Data to examine Block Start

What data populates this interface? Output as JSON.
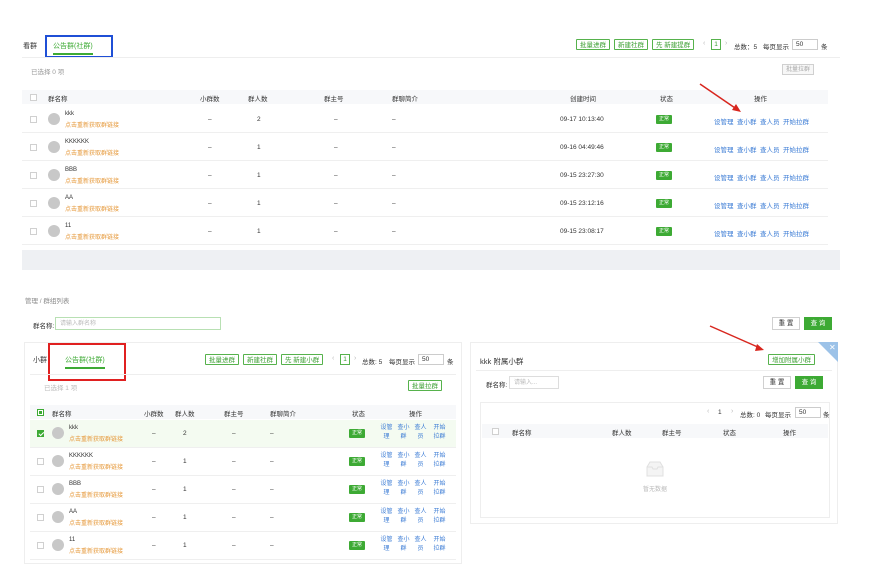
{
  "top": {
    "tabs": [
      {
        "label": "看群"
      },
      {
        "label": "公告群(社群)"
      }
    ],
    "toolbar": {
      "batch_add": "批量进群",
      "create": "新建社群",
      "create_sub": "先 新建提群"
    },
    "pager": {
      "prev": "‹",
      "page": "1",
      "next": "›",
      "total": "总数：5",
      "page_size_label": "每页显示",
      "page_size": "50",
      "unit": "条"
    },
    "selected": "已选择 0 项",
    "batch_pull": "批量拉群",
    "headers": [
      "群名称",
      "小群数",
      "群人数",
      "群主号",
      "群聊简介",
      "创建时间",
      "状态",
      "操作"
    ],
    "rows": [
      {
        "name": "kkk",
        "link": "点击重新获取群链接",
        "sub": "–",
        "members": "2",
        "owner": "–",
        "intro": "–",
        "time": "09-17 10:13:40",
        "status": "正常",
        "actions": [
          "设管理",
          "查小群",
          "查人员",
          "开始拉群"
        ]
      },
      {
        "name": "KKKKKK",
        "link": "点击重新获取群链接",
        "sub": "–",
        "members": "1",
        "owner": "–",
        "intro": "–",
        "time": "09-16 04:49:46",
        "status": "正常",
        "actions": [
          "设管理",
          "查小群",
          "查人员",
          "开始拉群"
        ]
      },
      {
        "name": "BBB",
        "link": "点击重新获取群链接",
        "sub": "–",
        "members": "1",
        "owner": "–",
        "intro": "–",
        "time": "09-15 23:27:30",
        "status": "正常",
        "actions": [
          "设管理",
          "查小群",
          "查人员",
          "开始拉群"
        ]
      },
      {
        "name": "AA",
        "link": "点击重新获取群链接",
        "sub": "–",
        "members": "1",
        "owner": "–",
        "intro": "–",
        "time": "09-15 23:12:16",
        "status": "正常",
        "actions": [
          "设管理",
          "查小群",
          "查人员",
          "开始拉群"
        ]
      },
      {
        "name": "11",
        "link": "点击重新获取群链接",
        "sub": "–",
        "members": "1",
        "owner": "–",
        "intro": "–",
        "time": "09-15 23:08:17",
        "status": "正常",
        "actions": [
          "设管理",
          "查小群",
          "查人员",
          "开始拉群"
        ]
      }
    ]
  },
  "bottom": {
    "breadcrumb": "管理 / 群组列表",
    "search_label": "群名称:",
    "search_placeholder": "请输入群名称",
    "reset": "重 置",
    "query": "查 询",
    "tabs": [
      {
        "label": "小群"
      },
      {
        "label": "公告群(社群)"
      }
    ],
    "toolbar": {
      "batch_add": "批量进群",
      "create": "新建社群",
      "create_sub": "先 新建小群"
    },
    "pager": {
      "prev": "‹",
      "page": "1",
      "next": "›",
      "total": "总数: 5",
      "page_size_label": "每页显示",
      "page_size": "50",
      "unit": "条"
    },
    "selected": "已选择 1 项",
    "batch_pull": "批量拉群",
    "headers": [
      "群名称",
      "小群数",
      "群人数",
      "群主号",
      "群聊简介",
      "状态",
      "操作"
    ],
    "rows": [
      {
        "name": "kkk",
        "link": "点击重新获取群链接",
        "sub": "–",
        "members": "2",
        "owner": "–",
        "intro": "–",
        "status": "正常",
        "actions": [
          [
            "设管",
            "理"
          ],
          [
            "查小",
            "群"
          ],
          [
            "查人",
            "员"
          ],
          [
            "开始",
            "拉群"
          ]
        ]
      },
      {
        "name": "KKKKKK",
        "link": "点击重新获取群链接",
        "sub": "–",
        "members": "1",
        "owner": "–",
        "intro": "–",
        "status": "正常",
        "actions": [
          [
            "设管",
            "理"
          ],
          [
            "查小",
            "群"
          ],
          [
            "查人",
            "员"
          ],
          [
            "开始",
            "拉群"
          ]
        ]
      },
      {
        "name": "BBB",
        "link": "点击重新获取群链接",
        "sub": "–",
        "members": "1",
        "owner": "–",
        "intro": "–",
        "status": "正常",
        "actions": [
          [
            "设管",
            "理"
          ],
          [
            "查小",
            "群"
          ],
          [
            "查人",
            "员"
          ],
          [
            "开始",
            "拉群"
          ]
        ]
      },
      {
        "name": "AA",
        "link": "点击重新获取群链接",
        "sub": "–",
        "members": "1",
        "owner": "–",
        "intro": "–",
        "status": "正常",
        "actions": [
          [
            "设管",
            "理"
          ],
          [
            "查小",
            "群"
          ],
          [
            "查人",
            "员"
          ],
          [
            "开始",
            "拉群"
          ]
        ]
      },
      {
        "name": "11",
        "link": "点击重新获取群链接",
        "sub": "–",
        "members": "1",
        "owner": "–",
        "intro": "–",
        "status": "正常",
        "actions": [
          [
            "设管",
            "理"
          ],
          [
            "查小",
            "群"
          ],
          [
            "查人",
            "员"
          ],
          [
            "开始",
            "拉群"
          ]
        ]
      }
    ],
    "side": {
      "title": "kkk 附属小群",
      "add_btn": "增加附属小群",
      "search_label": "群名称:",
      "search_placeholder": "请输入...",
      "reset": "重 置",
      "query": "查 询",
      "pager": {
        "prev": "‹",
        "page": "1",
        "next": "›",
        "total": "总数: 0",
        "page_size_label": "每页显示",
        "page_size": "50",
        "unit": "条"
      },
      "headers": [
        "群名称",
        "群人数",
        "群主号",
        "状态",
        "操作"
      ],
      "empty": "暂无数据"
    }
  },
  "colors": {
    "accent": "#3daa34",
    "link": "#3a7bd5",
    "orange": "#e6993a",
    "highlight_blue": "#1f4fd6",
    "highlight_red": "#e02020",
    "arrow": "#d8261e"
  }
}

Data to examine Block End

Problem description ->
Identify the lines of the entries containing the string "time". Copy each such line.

Response for this exercise ->
        "time": "09-17 10:13:40",
        "time": "09-16 04:49:46",
        "time": "09-15 23:27:30",
        "time": "09-15 23:12:16",
        "time": "09-15 23:08:17",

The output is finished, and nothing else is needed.